About this task: Reproduce the records below exactly as they appear.

Records for the task:
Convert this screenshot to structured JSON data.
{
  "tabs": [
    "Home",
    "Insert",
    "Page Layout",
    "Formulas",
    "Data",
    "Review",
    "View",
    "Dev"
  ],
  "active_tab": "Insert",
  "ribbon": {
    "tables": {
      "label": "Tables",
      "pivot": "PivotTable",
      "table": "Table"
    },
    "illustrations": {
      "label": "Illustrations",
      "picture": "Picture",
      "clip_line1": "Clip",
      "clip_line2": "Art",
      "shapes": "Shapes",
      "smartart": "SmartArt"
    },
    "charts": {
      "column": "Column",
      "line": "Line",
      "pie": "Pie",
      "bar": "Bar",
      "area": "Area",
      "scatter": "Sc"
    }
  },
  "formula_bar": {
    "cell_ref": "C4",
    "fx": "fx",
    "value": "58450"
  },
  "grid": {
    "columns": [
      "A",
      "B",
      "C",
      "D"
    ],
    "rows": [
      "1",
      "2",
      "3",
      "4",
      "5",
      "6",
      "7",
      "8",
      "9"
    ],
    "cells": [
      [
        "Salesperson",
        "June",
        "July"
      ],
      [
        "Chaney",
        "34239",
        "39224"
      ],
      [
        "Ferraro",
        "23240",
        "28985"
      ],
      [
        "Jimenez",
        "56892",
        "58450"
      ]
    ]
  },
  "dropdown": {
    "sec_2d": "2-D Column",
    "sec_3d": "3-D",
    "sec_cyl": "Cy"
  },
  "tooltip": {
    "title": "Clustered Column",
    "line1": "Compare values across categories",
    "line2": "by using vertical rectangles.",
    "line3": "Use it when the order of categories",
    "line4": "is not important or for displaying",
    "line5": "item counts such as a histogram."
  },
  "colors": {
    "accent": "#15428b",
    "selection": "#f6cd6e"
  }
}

Worked solution:
Convert this screenshot to structured JSON data.
{
  "tabs": [
    "Home",
    "Insert",
    "Page Layout",
    "Formulas",
    "Data",
    "Review",
    "View",
    "Dev"
  ],
  "active_tab": "Insert",
  "ribbon": {
    "tables": {
      "label": "Tables",
      "pivot": "PivotTable",
      "table": "Table"
    },
    "illustrations": {
      "label": "Illustrations",
      "picture": "Picture",
      "clip_line1": "Clip",
      "clip_line2": "Art",
      "shapes": "Shapes",
      "smartart": "SmartArt"
    },
    "charts": {
      "column": "Column",
      "line": "Line",
      "pie": "Pie",
      "bar": "Bar",
      "area": "Area",
      "scatter": "Sc"
    }
  },
  "formula_bar": {
    "cell_ref": "C4",
    "fx": "fx",
    "value": "58450"
  },
  "grid": {
    "columns": [
      "A",
      "B",
      "C",
      "D"
    ],
    "rows": [
      "1",
      "2",
      "3",
      "4",
      "5",
      "6",
      "7",
      "8",
      "9"
    ],
    "cells": [
      [
        "Salesperson",
        "June",
        "July"
      ],
      [
        "Chaney",
        "34239",
        "39224"
      ],
      [
        "Ferraro",
        "23240",
        "28985"
      ],
      [
        "Jimenez",
        "56892",
        "58450"
      ]
    ]
  },
  "dropdown": {
    "sec_2d": "2-D Column",
    "sec_3d": "3-D",
    "sec_cyl": "Cy"
  },
  "tooltip": {
    "title": "Clustered Column",
    "line1": "Compare values across categories",
    "line2": "by using vertical rectangles.",
    "line3": "Use it when the order of categories",
    "line4": "is not important or for displaying",
    "line5": "item counts such as a histogram."
  },
  "colors": {
    "accent": "#15428b",
    "selection": "#f6cd6e"
  }
}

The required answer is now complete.